On the surface The Fault in Our Stars is a story of two teenagers (Hazel and Augustus) who fall in love (two teenagers who happen to have cancer.) My initial thought was that it would be a sad depressing novel. I mean, it’s about Cancer, it can’t end well, can it?
I should have known better, since it was John Green. Really, the book is about hope and our legacies. I finished the book 11 days ago, and I’m still struggling to explain what I learned from it. I mean I cried buckets, but still loved the whole book.
I still don’t have coherent thoughts, so here are some things that stuck with me the whole read:
- I spent a lot of the book wondering what it must be like for the parents of Hazel and Augustus, and how their parents seemed to be parenting even when their children had cancer. Hazel’s parents reminded me a little bit of the parents in Easy A. They are sarcastic and normal.
- The wry sense of humor exhibited by both Hazel and Augustus was truly a delight to read.
- The cancer kid support group.
- It spoke a lot about our legacy in the world, our friendships and how we influence others. One of the more important quotes is, “The marks humans leave are too often scars.”
Some internet treats for you all. Here’s John Green the author reading the first chapter out loud:
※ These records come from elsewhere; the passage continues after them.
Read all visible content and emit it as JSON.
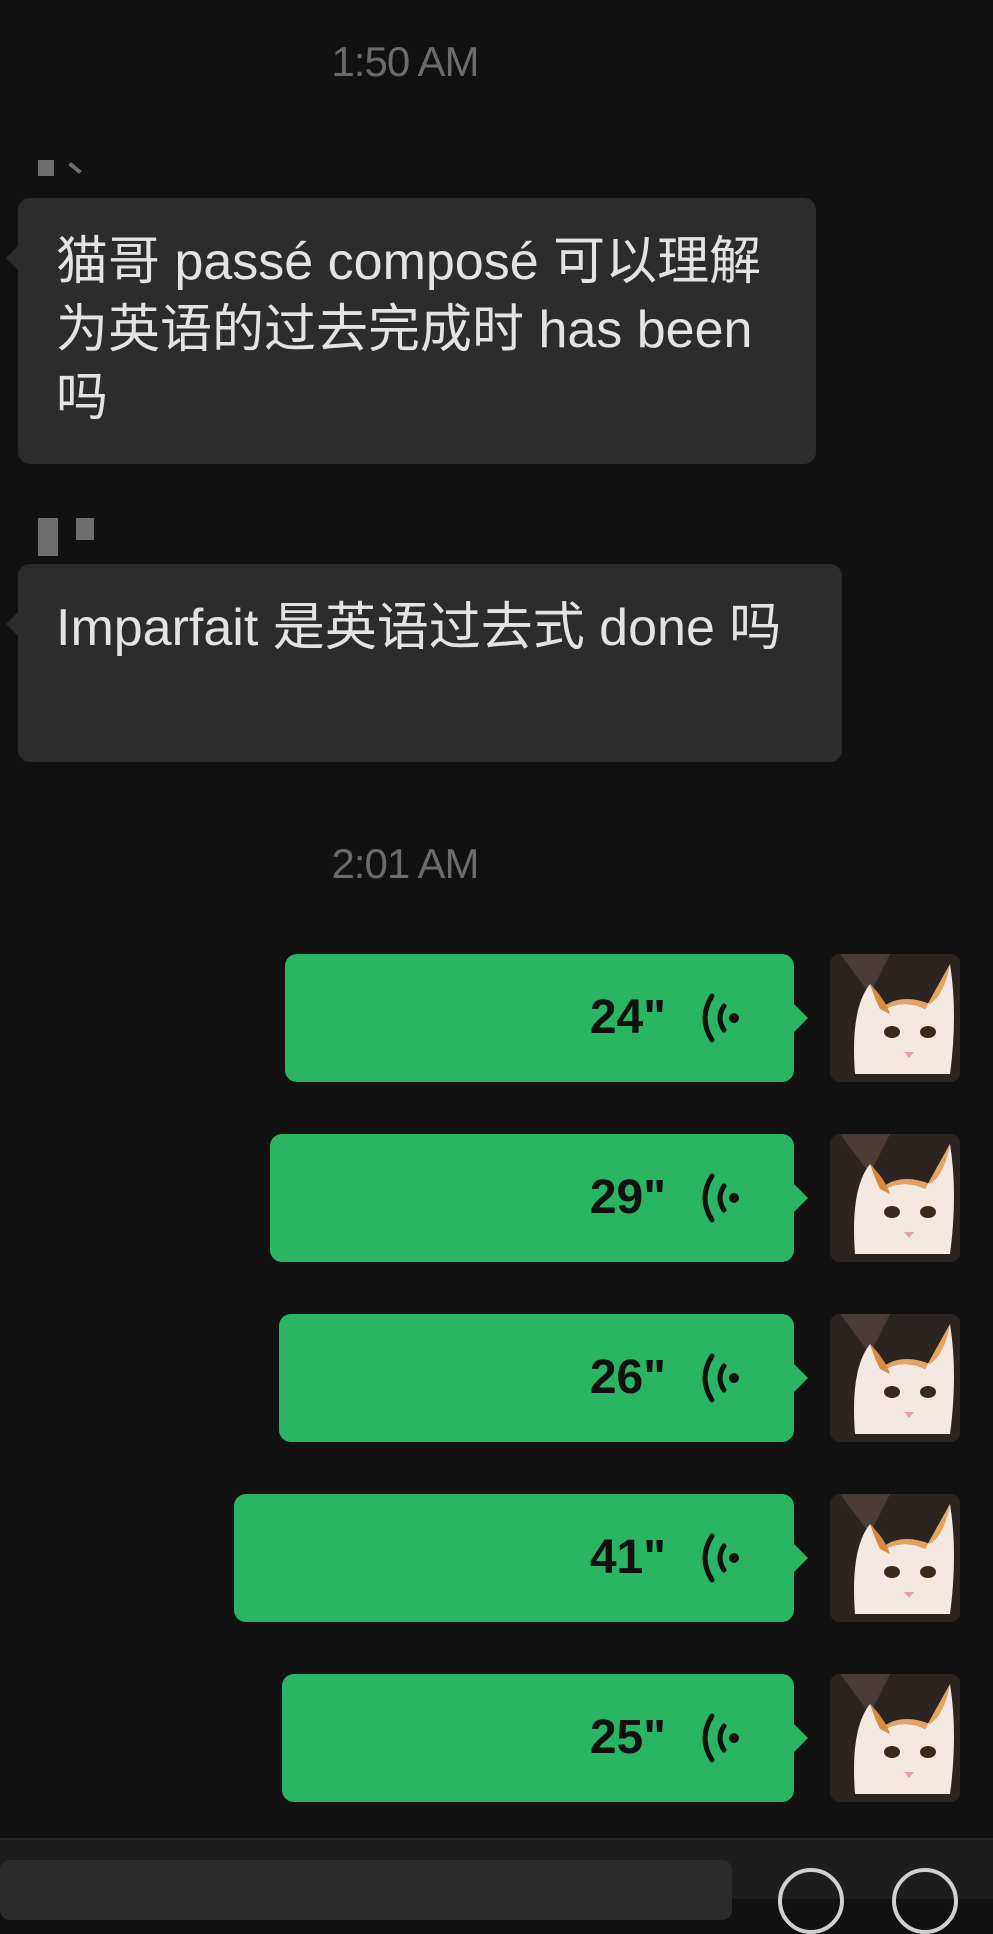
{
  "chat": {
    "timestamps": [
      "1:50 AM",
      "2:01 AM"
    ],
    "incoming": [
      {
        "text": "猫哥 passé composé 可以理解为英语的过去完成时 has been吗"
      },
      {
        "text": "Imparfait 是英语过去式  done 吗"
      }
    ],
    "outgoing_voice": [
      {
        "duration": "24\""
      },
      {
        "duration": "29\""
      },
      {
        "duration": "26\""
      },
      {
        "duration": "41\""
      },
      {
        "duration": "25\""
      }
    ]
  },
  "icons": {
    "voice": "voice-wave-icon",
    "avatar": "cat-avatar"
  },
  "colors": {
    "background": "#111111",
    "incoming_bubble": "#2c2c2c",
    "outgoing_bubble": "#29b562",
    "timestamp": "#6b6b6b"
  }
}
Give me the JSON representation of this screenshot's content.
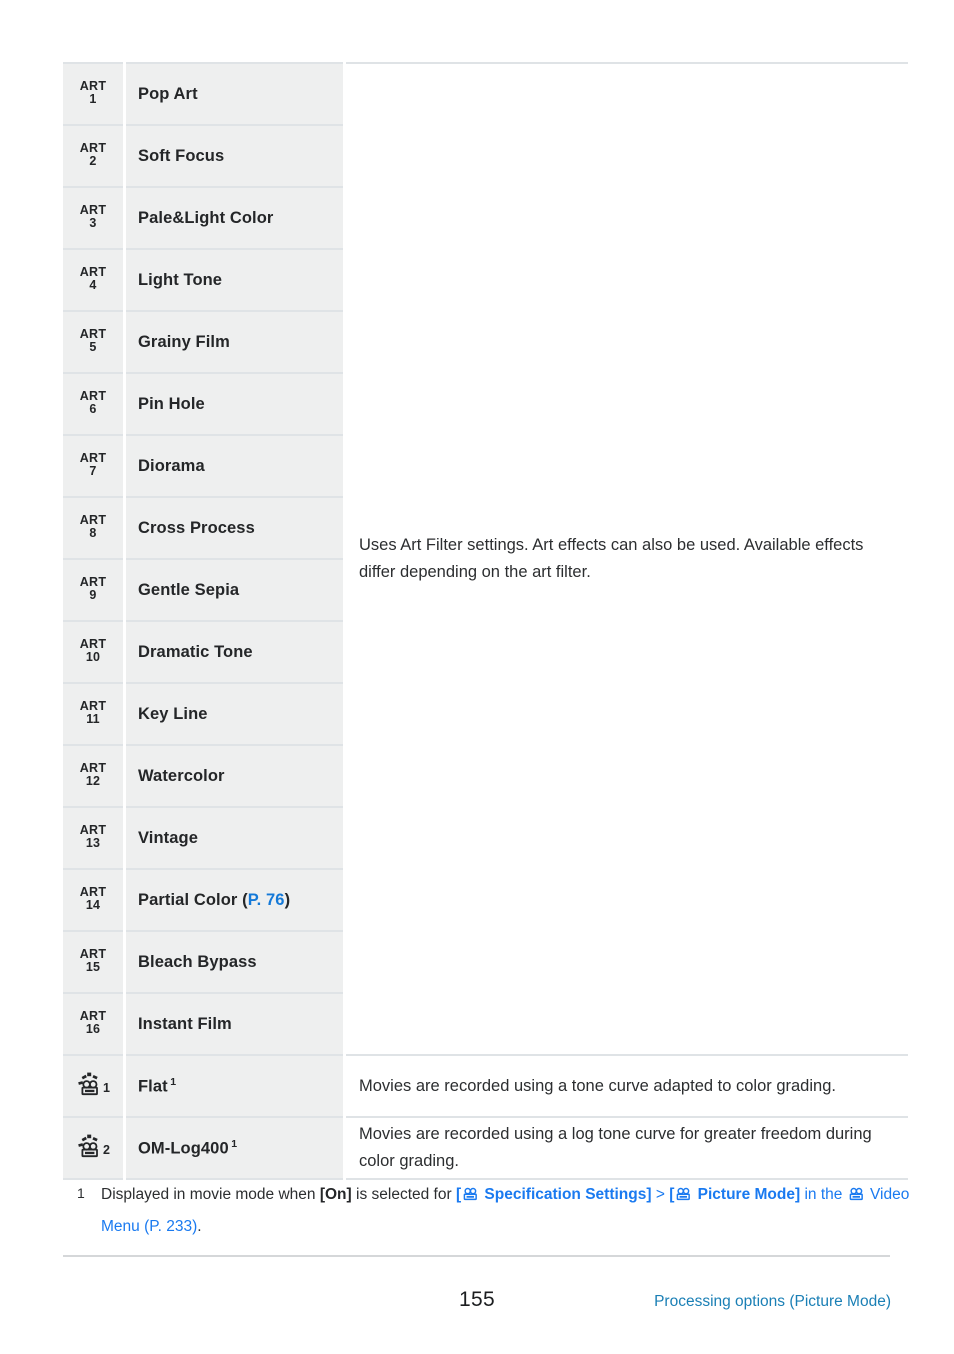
{
  "document": {
    "page_number": "155",
    "footer_chapter": "Processing options (Picture Mode)"
  },
  "table": {
    "art_description": "Uses Art Filter settings. Art effects can also be used. Available effects differ depending on the art filter.",
    "art_rows": [
      {
        "icon": "art-badge-icon",
        "icon_word": "ART",
        "icon_num": "1",
        "name": "Pop Art"
      },
      {
        "icon": "art-badge-icon",
        "icon_word": "ART",
        "icon_num": "2",
        "name": "Soft Focus"
      },
      {
        "icon": "art-badge-icon",
        "icon_word": "ART",
        "icon_num": "3",
        "name": "Pale&Light Color"
      },
      {
        "icon": "art-badge-icon",
        "icon_word": "ART",
        "icon_num": "4",
        "name": "Light Tone"
      },
      {
        "icon": "art-badge-icon",
        "icon_word": "ART",
        "icon_num": "5",
        "name": "Grainy Film"
      },
      {
        "icon": "art-badge-icon",
        "icon_word": "ART",
        "icon_num": "6",
        "name": "Pin Hole"
      },
      {
        "icon": "art-badge-icon",
        "icon_word": "ART",
        "icon_num": "7",
        "name": "Diorama"
      },
      {
        "icon": "art-badge-icon",
        "icon_word": "ART",
        "icon_num": "8",
        "name": "Cross Process"
      },
      {
        "icon": "art-badge-icon",
        "icon_word": "ART",
        "icon_num": "9",
        "name": "Gentle Sepia"
      },
      {
        "icon": "art-badge-icon",
        "icon_word": "ART",
        "icon_num": "10",
        "name": "Dramatic Tone"
      },
      {
        "icon": "art-badge-icon",
        "icon_word": "ART",
        "icon_num": "11",
        "name": "Key Line"
      },
      {
        "icon": "art-badge-icon",
        "icon_word": "ART",
        "icon_num": "12",
        "name": "Watercolor"
      },
      {
        "icon": "art-badge-icon",
        "icon_word": "ART",
        "icon_num": "13",
        "name": "Vintage"
      },
      {
        "icon": "art-badge-icon",
        "icon_word": "ART",
        "icon_num": "14",
        "name": "Partial Color",
        "link_text": "P. 76",
        "link_color": "#1479d8"
      },
      {
        "icon": "art-badge-icon",
        "icon_word": "ART",
        "icon_num": "15",
        "name": "Bleach Bypass"
      },
      {
        "icon": "art-badge-icon",
        "icon_word": "ART",
        "icon_num": "16",
        "name": "Instant Film"
      }
    ],
    "movie_rows": [
      {
        "icon": "movie-camera-sparkle-icon",
        "icon_num": "1",
        "name": "Flat",
        "footnote_mark": "1",
        "description": "Movies are recorded using a tone curve adapted to color grading."
      },
      {
        "icon": "movie-camera-sparkle-icon",
        "icon_num": "2",
        "name": "OM-Log400",
        "footnote_mark": "1",
        "description": "Movies are recorded using a log tone curve for greater freedom during color grading."
      }
    ]
  },
  "footnote": {
    "number": "1",
    "text_1": "Displayed in movie mode when ",
    "bold_on": "[On]",
    "text_2": " is selected for ",
    "bracket_open_1": "[",
    "link_spec": " Specification Settings]",
    "separator": " > ",
    "bracket_open_2": "[",
    "link_picture": " Picture Mode]",
    "text_3": " in the ",
    "video_menu": " Video Menu",
    "page_ref": " (P. 233)",
    "period": ".",
    "link_color": "#1a7af0"
  },
  "colors": {
    "cell_bg": "#eeefef",
    "border": "#dfe3e6",
    "link_blue": "#1a7af0",
    "footer_link": "#1a7fb5",
    "text": "#2c2e30"
  }
}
Ashley Clements and Daniel Vincent Gordh read aloud a pivotal segment as part of the Evening of Awesome: